Philippine media recently reported two significant developments that imply the Philippine Navy (PN) is on the verge of a major technological leap. These developments—the PN’s test firing of a short-range surface-to-surface missile and the announcement that it is considering acquiring submarines from Russia—could bring the PN fleet, currently just six modern naval vessels with guns and some World War II-era ships, up to parity with other navies of Southeast Asia.

On August 9, a PN Mark III multipurpose attack craft successfully tested its newly acquired Rafael Advanced Defense Ltd. Spike-ER surface-to-surface missile against a floating target six kilometers away. The Spike-ER—the PN’s first ship-borne missile system—was purchased from Israel for $11.6 million, and is capable of penetrating one meter of rolled homogeneous armor from a range of eight kilometers. A navy spokesperson proudly announced that the PN now “has a significant capability against surface targets,” and called the achievement “a milestone” as the PN prepares to acquire more sophisticated and powerful missile weapon systems. The platform the missile was tested from is one of nine such craft, three of which will be armed with the new system. They will be deployed to the Zamboanga Peninsula in Mindanao and to Palawan, sites of critical importance for Philippine maritime security. Secretary of National Defense Delfin Lorenzana announced after the Spike-ER demonstration that the Philippines would be acquiring more missile weaponry to arm its new and bigger ships.

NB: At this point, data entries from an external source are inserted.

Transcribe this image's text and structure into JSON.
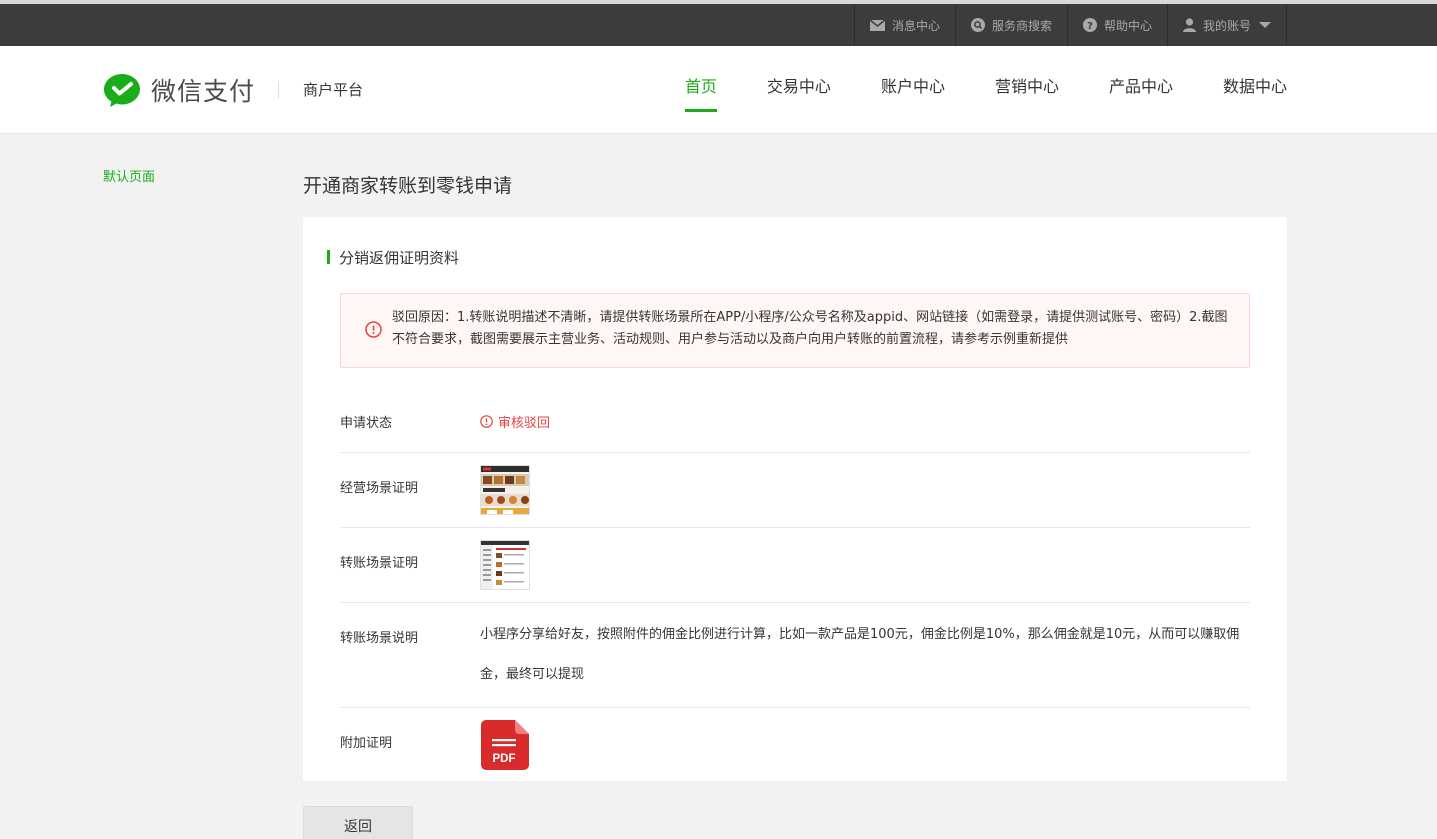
{
  "topbar": {
    "items": [
      {
        "label": "消息中心",
        "icon": "mail-icon"
      },
      {
        "label": "服务商搜索",
        "icon": "search-icon"
      },
      {
        "label": "帮助中心",
        "icon": "help-icon"
      },
      {
        "label": "我的账号",
        "icon": "user-icon"
      }
    ]
  },
  "header": {
    "brand": "微信支付",
    "platform": "商户平台",
    "nav": [
      "首页",
      "交易中心",
      "账户中心",
      "营销中心",
      "产品中心",
      "数据中心"
    ],
    "active_nav": "首页"
  },
  "sidebar": {
    "link": "默认页面"
  },
  "page": {
    "title": "开通商家转账到零钱申请",
    "section_title": "分销返佣证明资料",
    "alert": "驳回原因：1.转账说明描述不清晰，请提供转账场景所在APP/小程序/公众号名称及appid、网站链接（如需登录，请提供测试账号、密码）2.截图不符合要求，截图需要展示主营业务、活动规则、用户参与活动以及商户向用户转账的前置流程，请参考示例重新提供",
    "rows": {
      "status_label": "申请状态",
      "status_value": "审核驳回",
      "scene_proof_label": "经营场景证明",
      "transfer_proof_label": "转账场景证明",
      "transfer_desc_label": "转账场景说明",
      "transfer_desc_value": "小程序分享给好友，按照附件的佣金比例进行计算，比如一款产品是100元，佣金比例是10%，那么佣金就是10元，从而可以赚取佣金，最终可以提现",
      "extra_label": "附加证明",
      "pdf_text": "PDF"
    },
    "back_button": "返回"
  },
  "colors": {
    "brand_green": "#1aad19",
    "error_red": "#e64340",
    "topbar": "#3b3c3e"
  }
}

The PN is also eyeing the purchase of two conventional diesel-electric submarines. The submarines included under consideration are from France, South Korea, Germany, and Russia—although Secretary Lorenza recently revealed that President Rodrigo Duterte has a preference for the latter. Since 2015, the PN has operated a submarine program office that is in the process of reviewing contemporary submarine designs and drawing up concepts for its operational use. Last month, President Duterte approved a $6 billion budget for the revised Second Horizon stage of the Armed Forces of the Philippines modernization program that could include submarine acquisition for the PN. The Department of National Defense reasoned that the acquisition of the submarines would boost the morale of the armed forces and improve the PN’s capability to defend Philippine-occupied land features in the South China Sea.

Aware that the Philippine government has limited funds for the acquisition and eager to make a sale, Russia has offered soft loans for the PN to purchase two second-hand Kilo-class submarines. In addition, in early August 2018 the PN and the Russian Navy started discussion on a draft memorandum of understanding that would see Russia provide the PN with submarine training to support military operations, maintenance, and sustainability. The Philippines will decide whether or not to acquire its submarines, including a final decision on which nation to buy from, within the next year.

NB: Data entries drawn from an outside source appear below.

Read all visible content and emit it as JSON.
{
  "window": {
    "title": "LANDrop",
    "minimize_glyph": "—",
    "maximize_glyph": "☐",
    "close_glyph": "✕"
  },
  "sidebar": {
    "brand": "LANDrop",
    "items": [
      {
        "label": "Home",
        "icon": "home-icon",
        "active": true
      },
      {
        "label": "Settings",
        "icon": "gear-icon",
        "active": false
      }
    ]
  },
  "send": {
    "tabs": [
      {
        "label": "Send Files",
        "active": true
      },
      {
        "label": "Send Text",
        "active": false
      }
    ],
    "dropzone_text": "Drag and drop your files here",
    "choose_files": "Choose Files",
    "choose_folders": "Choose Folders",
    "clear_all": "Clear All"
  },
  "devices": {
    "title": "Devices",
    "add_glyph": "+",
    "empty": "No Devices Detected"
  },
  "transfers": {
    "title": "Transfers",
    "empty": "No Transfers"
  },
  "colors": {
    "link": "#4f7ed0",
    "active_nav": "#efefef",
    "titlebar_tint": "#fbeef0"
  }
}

Since becoming president in June 2016, President Duterte has supported the military modernization program that President Benigno Aquino III relaunched in response to China’s maritime expansionism in the South China Sea. Duterte has increased the 2017 defense budget by 15 percent and the supplemental allocation for the modernization program from $400 million to $500 million, approved the acquisition of two guided-missile frigates from South Korea, and received five TC-90 reconnaissance aircraft from Japan for the PN. Interestingly, President Duterte is bankrolling this expensive build-up of his military’s territorial defense capabilities at the same time that he is spearheading a rapprochement with China.

Even with President Duterte’s support for the PN to take its big step into the 21st century, the PN faces several major obstacles. Firstly, the PN is actually in a tight financial spot. It still needs to replace part of its fleet that dates back to World War II, overhaul its few modern, overworked surface combatants, and more importantly, build proper naval bases capable of housing its recently acquired Hamilton class cutters. Currently, the PN’s newest surface combatants are forced to use civilian piers all over the country.

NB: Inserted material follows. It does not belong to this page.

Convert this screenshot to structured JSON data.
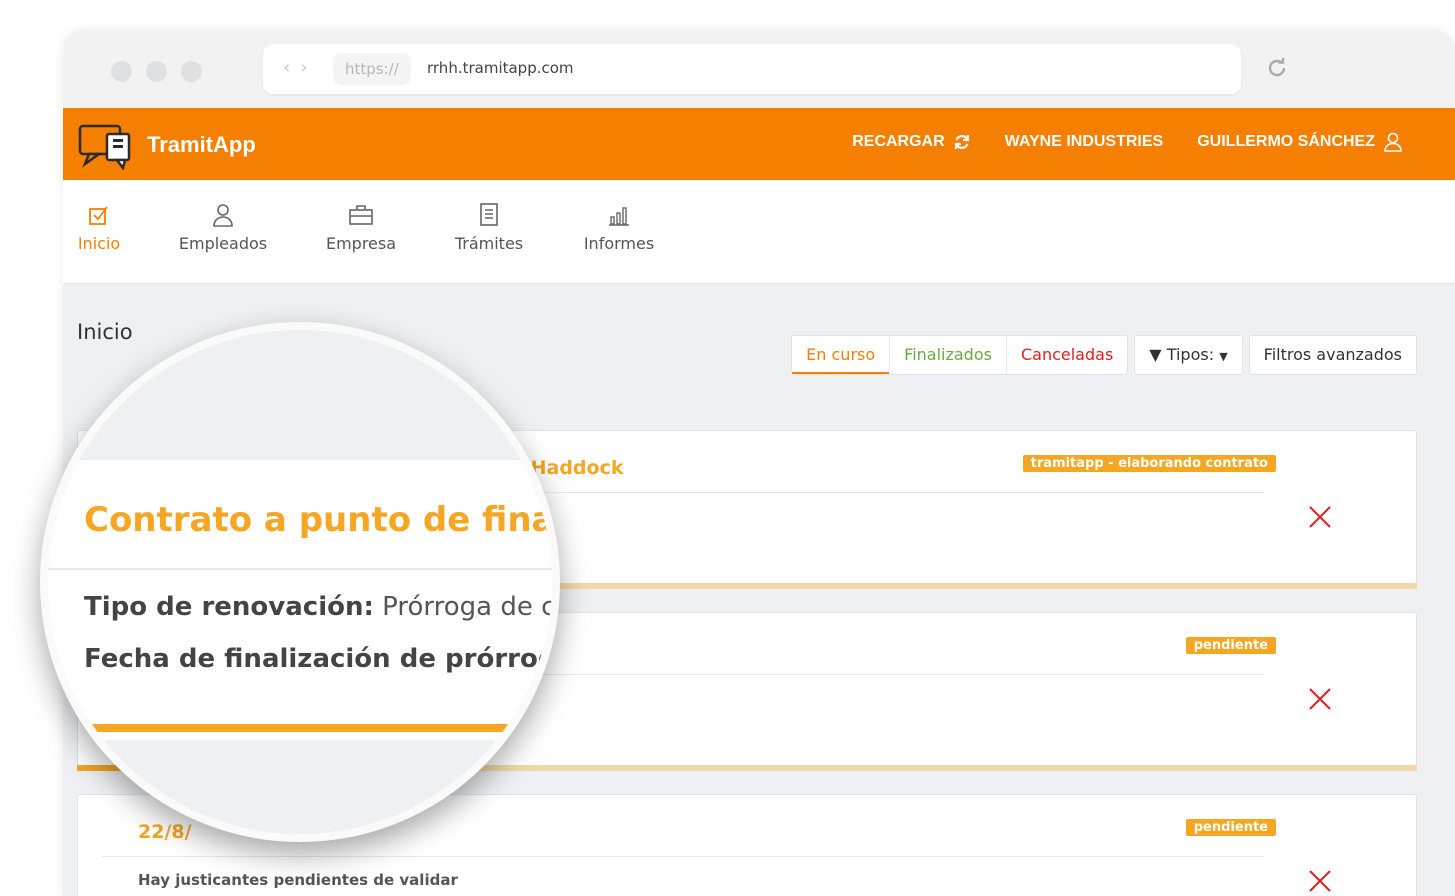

Secondly, the PN will have to compete with the other services, especially the Army, for its rightful share of the defense budget. The 2017 siege of Marawi City and an ongoing communist insurgency have enabled ground forces to claim the lion’s share of the defense budget, and the army has been given a green light to recruit an additional 20,000 soldiers for counterinsurgency operations and for acquiring towed and self-propelled howitzers, light tanks, and multiple launch rocket systems to develop its conventional capabilities.

Lastly, Secretary Lorenzana and the Armed Forces Philippines will have to convince President Duterte and his economic officials to further increase the defense budget in the face of more pressing domestic priorities. Chief among these are Duterte’s ambitious and expensive “Build, Build, Build” infrastructure program that will cost $168 billion over the next four years, and the plan to move the Philippines from a unitary to a federal system of government that is anticipated to cost $33 billion before the end of Duterte’s term in 2022.

 

Header image courtesy of Wikimedia Commons user Rhk111.

About Renato Cruz de Castro

Renato Cruz De Castro is a full professor in the International Studies Department, De La Salle University, Manila, and holds the Charles Lui Chi Keung Professorial Chair in China Studies. His research interests include Philippine-U.S. security relations and Philippine defense and foreign policy.